On the flip side, if you’ve got an appetite for more extreme riding, Specialized makes a bike for that. It’s called the Stumpjumper Evo.
With that in mind, as a do-it-all trail bike, Specialized has hit a hole in one with the 2021 Stumpjumper. It seems to strike a balance between XC weight saving, competent trail-based geometry and some burlier parts.
|Price||br_price, 5, 3, Price, GBP £4750.00|
|Weight||br_weight, 5, 6, Weight, 12.65kg (S4) – S4, without pedals, Array, kg|
|What we tested||br_whatWeTested, 5, 8, What we tested, Specialized Stumpjumper Expert|
|Year||br_year, 5, 9, Year, 2021|
|Brand||br_brand, 5, 10, Brand, Specialized|
|Features||br_Features, 11, 0, Features, SWAT Door integration, BB adjustment, 12x148mm Boost axle|
|Available sizes||br_availableSizes, 11, 0, Available sizes, S1, S2, S3, S4, S5, S6|
|Bottom bracket||br_bottomBracket, 11, 0, Bottom bracket, SRAM DUB 73mm BSA|
|Brakes||br_brakes, 11, 0, Brakes, SRAM Guide G2 RSC|
|Cassette||br_cassette, 11, 0, Cassette, SRAM GX Eagle|
|Chain||br_chain, 11, 0, Chain, SRAM GX Eagle|
|Cranks||br_cranks, 11, 0, Cranks, SRAM Descendant 7K, 170mm, 30t chainring|
|Fork||br_fork, 11, 0, Fork, Foc Float 34 Performance Elite GRIP2, 44mm offset|
|Frame||br_frame, 11, 0, Frame, Specialized Stumpjumper FACT 11M carbon|
|Grips/Tape||br_gripsTape, 11, 0, Grips/Tape, Deity Knuckleduster|
|Handlebar||br_handlebar, 11, 0, Handlebar, Specialized Trail 7050 Alloy|
|Headset||br_headset, 11, 0, Headset, Specialized|
|Rear derailleur||br_rearDerailleur, 11, 0, Rear derailleur, SRAM X01 Eagle|
|Rear shock||br_rearShock, 11, 0, Rear shock, Fox Float DPS Performance Elite, EVOL, 3-position adjustment with open mode adjust|
|Saddle||br_saddle, 11, 0, Saddle, Specialized Bridge Comp|
|Seatpost||br_seatpost, 11, 0, Seatpost, X-Fusion Manic 170mm drop with SRL LE lever|
|Shifter||br_shifter, 11, 0, Shifter, SRAM X01 Eagle|
|Stem||br_stem, 11, 0, Stem, Specialized Alloy Trail|
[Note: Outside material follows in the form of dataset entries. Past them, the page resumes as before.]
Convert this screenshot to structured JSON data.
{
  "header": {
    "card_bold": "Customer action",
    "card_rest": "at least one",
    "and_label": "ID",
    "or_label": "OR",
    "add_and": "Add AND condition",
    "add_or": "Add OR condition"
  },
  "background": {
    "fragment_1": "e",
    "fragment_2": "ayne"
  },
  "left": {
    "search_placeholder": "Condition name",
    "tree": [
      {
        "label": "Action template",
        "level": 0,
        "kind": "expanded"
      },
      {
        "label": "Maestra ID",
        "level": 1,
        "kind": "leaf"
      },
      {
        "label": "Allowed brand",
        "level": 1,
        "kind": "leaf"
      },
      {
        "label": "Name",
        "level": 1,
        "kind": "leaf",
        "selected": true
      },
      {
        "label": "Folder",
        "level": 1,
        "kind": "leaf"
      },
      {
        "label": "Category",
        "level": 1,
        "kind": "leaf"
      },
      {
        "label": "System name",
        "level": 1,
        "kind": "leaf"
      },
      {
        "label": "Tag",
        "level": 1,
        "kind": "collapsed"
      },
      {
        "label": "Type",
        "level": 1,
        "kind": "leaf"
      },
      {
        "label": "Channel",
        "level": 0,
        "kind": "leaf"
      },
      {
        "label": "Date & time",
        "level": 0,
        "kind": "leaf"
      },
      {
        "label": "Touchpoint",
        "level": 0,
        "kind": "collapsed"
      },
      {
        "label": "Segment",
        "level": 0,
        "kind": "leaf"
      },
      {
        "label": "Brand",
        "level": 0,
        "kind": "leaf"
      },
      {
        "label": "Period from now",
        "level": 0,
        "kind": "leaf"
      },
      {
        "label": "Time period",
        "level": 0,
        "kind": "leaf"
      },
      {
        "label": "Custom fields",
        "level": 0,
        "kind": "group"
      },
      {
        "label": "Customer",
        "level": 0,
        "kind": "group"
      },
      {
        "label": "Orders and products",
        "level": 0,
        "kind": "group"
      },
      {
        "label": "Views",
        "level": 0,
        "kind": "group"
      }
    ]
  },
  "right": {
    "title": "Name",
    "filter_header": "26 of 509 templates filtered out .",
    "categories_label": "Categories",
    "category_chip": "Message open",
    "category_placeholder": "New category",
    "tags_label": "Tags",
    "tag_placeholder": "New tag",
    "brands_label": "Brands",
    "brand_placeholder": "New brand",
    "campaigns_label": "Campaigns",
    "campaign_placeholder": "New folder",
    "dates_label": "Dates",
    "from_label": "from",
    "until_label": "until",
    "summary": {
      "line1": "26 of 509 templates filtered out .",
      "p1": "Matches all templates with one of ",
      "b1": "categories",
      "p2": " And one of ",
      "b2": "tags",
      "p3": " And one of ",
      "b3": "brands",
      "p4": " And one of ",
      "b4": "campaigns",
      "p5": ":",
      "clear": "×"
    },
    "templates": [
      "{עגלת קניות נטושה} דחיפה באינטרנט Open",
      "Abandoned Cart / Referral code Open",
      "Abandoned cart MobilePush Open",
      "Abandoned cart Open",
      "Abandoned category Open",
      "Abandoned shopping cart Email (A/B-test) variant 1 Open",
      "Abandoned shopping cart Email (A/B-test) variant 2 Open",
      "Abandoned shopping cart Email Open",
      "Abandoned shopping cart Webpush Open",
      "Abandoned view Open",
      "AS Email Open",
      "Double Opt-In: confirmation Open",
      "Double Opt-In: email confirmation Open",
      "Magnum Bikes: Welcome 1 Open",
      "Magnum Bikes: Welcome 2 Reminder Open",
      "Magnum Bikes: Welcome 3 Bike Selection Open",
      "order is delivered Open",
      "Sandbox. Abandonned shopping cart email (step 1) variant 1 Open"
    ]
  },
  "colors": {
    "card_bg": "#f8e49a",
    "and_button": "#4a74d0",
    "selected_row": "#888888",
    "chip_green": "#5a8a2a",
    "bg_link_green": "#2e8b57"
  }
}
|Tyres||br_tyres, 11, 0, Tyres, Specialized Butcher GRID, Gripton 2.3x29in (f), Specialized Purgatory GRID, Gripton 2.3x29in|
|Wheels||br_wheels, 11, 0, Wheels, Roval Traverse 29 Alloy rims on Rval hubs|